_Items from an interface collection_
<<<<
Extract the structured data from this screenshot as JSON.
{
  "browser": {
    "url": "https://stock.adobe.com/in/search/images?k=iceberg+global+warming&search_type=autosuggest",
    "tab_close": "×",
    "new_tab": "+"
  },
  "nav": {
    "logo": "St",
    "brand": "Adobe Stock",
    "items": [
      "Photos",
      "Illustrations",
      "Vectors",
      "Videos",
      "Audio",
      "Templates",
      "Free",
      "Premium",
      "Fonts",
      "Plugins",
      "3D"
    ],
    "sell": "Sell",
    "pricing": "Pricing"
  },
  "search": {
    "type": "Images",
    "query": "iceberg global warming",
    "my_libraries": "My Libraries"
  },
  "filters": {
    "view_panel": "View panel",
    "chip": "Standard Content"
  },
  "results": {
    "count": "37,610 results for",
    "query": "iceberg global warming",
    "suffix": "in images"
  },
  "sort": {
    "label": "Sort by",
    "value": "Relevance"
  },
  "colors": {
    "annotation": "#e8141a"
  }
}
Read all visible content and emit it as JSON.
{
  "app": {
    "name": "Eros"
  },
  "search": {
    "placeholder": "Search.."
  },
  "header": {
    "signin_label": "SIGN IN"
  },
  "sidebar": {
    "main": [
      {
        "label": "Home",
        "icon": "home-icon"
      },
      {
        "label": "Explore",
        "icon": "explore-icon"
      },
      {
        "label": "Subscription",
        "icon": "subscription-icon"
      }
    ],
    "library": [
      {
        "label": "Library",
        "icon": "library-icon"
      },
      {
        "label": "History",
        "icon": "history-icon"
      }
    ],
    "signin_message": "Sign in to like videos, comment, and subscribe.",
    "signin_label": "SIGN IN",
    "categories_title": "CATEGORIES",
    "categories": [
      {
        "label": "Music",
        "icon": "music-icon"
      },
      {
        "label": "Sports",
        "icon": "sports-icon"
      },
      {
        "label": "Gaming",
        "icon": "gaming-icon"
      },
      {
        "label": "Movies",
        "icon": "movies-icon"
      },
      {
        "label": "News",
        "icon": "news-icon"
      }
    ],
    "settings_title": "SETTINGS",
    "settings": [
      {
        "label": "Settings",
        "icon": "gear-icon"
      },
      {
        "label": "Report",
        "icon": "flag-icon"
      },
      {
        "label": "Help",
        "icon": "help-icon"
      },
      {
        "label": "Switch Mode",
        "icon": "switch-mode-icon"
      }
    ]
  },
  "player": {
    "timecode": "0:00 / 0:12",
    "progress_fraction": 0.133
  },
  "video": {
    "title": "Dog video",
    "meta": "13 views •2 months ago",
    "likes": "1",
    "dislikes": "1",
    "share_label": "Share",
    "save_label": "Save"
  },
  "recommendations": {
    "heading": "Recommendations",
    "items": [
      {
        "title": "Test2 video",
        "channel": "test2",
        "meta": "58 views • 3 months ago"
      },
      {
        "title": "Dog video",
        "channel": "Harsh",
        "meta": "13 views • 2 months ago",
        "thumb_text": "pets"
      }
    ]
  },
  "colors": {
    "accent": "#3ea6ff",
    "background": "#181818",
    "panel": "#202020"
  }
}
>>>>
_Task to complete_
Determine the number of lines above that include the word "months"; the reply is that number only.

_Answer area_
3